## Task objective
Write every entry out again exactly, please, and skip the pictures.

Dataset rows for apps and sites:
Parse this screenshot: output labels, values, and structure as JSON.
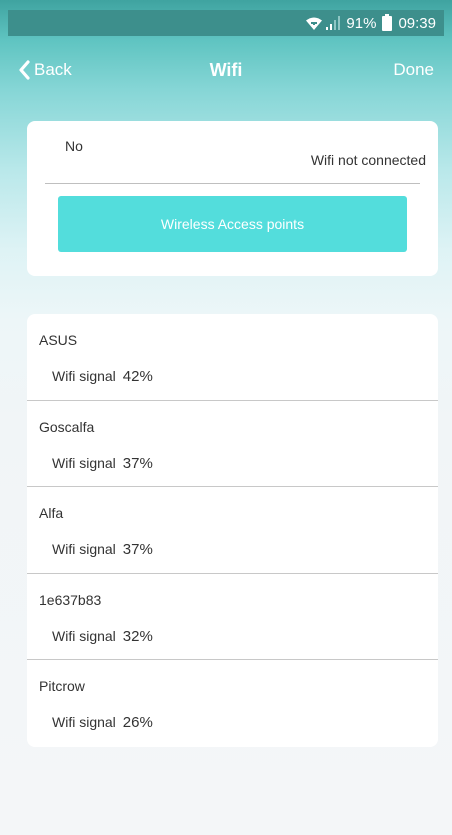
{
  "status_bar": {
    "battery": "91%",
    "time": "09:39"
  },
  "nav": {
    "back_label": "Back",
    "title": "Wifi",
    "done_label": "Done"
  },
  "wifi_status": {
    "label": "No",
    "value": "Wifi not connected",
    "button_label": "Wireless Access points"
  },
  "networks": [
    {
      "name": "ASUS",
      "signal_label": "Wifi signal",
      "signal": "42%"
    },
    {
      "name": "Goscalfa",
      "signal_label": "Wifi signal",
      "signal": "37%"
    },
    {
      "name": "Alfa",
      "signal_label": "Wifi signal",
      "signal": "37%"
    },
    {
      "name": "1e637b83",
      "signal_label": "Wifi signal",
      "signal": "32%"
    },
    {
      "name": "Pitcrow",
      "signal_label": "Wifi signal",
      "signal": "26%"
    }
  ],
  "colors": {
    "accent": "#53dddc",
    "header": "#3d8f8c"
  }
}
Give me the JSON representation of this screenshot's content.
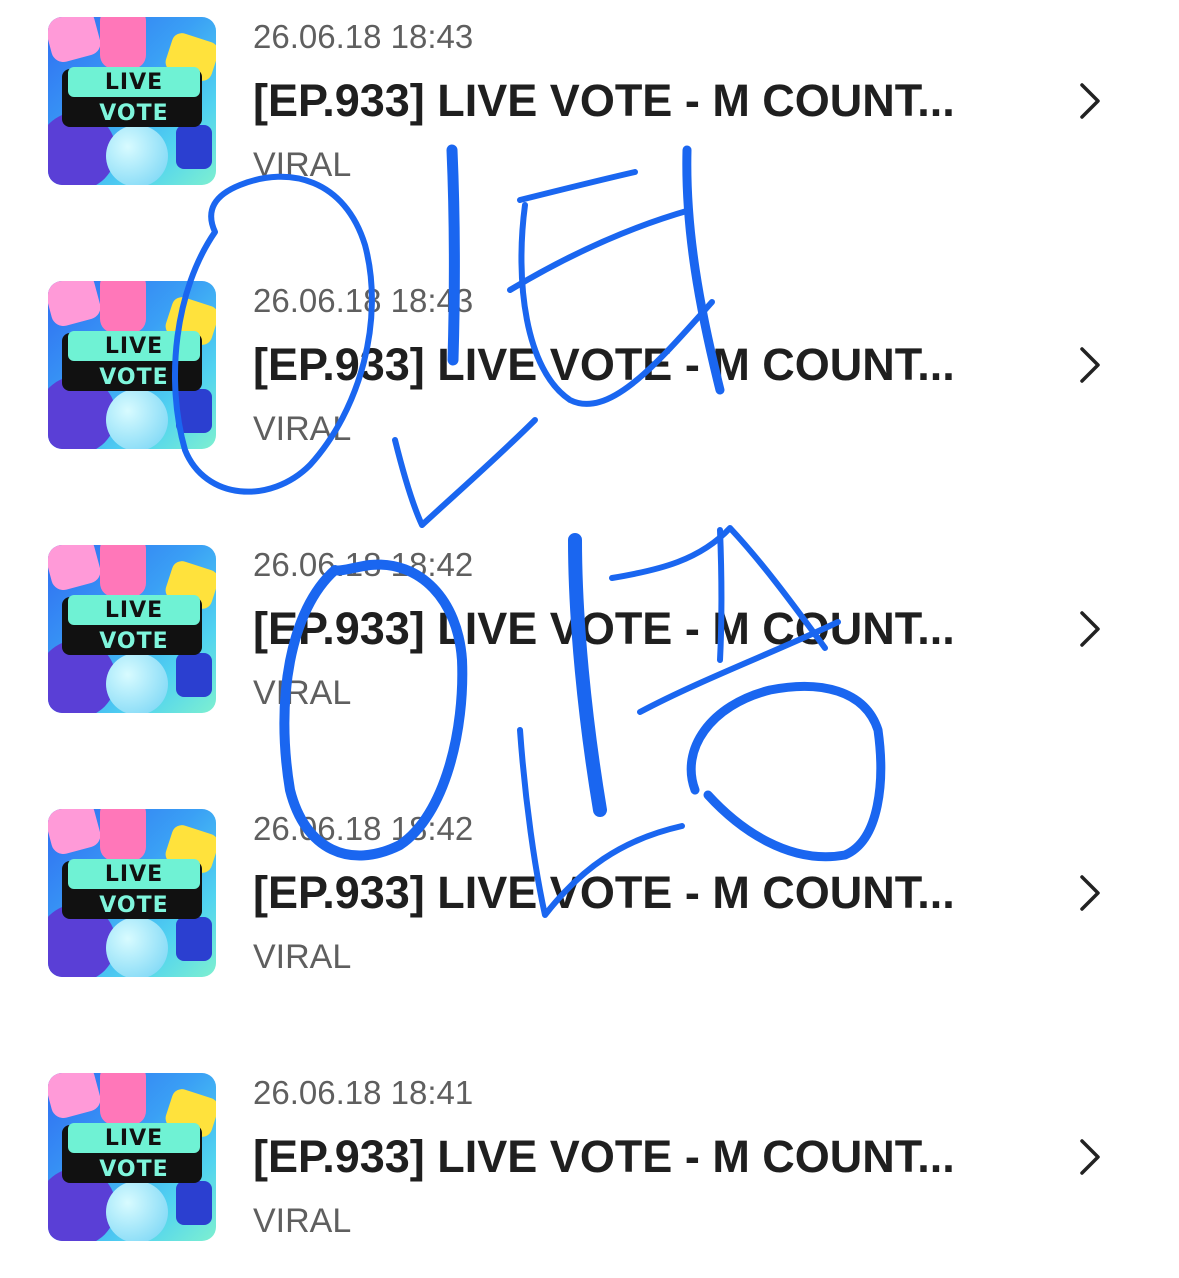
{
  "items": [
    {
      "timestamp": "26.06.18 18:43",
      "title": "[EP.933] LIVE VOTE - M COUNT...",
      "category": "VIRAL",
      "thumb_line1": "LIVE",
      "thumb_line2": "VOTE"
    },
    {
      "timestamp": "26.06.18 18:43",
      "title": "[EP.933] LIVE VOTE - M COUNT...",
      "category": "VIRAL",
      "thumb_line1": "LIVE",
      "thumb_line2": "VOTE"
    },
    {
      "timestamp": "26.06.18 18:42",
      "title": "[EP.933] LIVE VOTE - M COUNT...",
      "category": "VIRAL",
      "thumb_line1": "LIVE",
      "thumb_line2": "VOTE"
    },
    {
      "timestamp": "26.06.18 18:42",
      "title": "[EP.933] LIVE VOTE - M COUNT...",
      "category": "VIRAL",
      "thumb_line1": "LIVE",
      "thumb_line2": "VOTE"
    },
    {
      "timestamp": "26.06.18 18:41",
      "title": "[EP.933] LIVE VOTE - M COUNT...",
      "category": "VIRAL",
      "thumb_line1": "LIVE",
      "thumb_line2": "VOTE"
    }
  ],
  "colors": {
    "annotation_stroke": "#1a66f0",
    "text_primary": "#1f1f1f",
    "text_secondary": "#5f5f5f"
  },
  "icons": {
    "row_action": "chevron-right-icon"
  }
}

## Answer area
Parse this screenshot: output labels, values, and structure as JSON.
{
  "status_bar": {
    "battery": "91%",
    "time": "09:39"
  },
  "nav": {
    "back_label": "Back",
    "title": "Wifi",
    "done_label": "Done"
  },
  "wifi_status": {
    "label": "No",
    "value": "Wifi not connected",
    "button_label": "Wireless Access points"
  },
  "networks": [
    {
      "name": "ASUS",
      "signal_label": "Wifi signal",
      "signal": "42%"
    },
    {
      "name": "Goscalfa",
      "signal_label": "Wifi signal",
      "signal": "37%"
    },
    {
      "name": "Alfa",
      "signal_label": "Wifi signal",
      "signal": "37%"
    },
    {
      "name": "1e637b83",
      "signal_label": "Wifi signal",
      "signal": "32%"
    },
    {
      "name": "Pitcrow",
      "signal_label": "Wifi signal",
      "signal": "26%"
    }
  ],
  "colors": {
    "accent": "#53dddc",
    "header": "#3d8f8c"
  }
}
Give me the JSON representation of this screenshot's content.
{
  "items": [
    {
      "timestamp": "26.06.18 18:43",
      "title": "[EP.933] LIVE VOTE - M COUNT...",
      "category": "VIRAL",
      "thumb_line1": "LIVE",
      "thumb_line2": "VOTE"
    },
    {
      "timestamp": "26.06.18 18:43",
      "title": "[EP.933] LIVE VOTE - M COUNT...",
      "category": "VIRAL",
      "thumb_line1": "LIVE",
      "thumb_line2": "VOTE"
    },
    {
      "timestamp": "26.06.18 18:42",
      "title": "[EP.933] LIVE VOTE - M COUNT...",
      "category": "VIRAL",
      "thumb_line1": "LIVE",
      "thumb_line2": "VOTE"
    },
    {
      "timestamp": "26.06.18 18:42",
      "title": "[EP.933] LIVE VOTE - M COUNT...",
      "category": "VIRAL",
      "thumb_line1": "LIVE",
      "thumb_line2": "VOTE"
    },
    {
      "timestamp": "26.06.18 18:41",
      "title": "[EP.933] LIVE VOTE - M COUNT...",
      "category": "VIRAL",
      "thumb_line1": "LIVE",
      "thumb_line2": "VOTE"
    }
  ],
  "colors": {
    "annotation_stroke": "#1a66f0",
    "text_primary": "#1f1f1f",
    "text_secondary": "#5f5f5f"
  },
  "icons": {
    "row_action": "chevron-right-icon"
  }
}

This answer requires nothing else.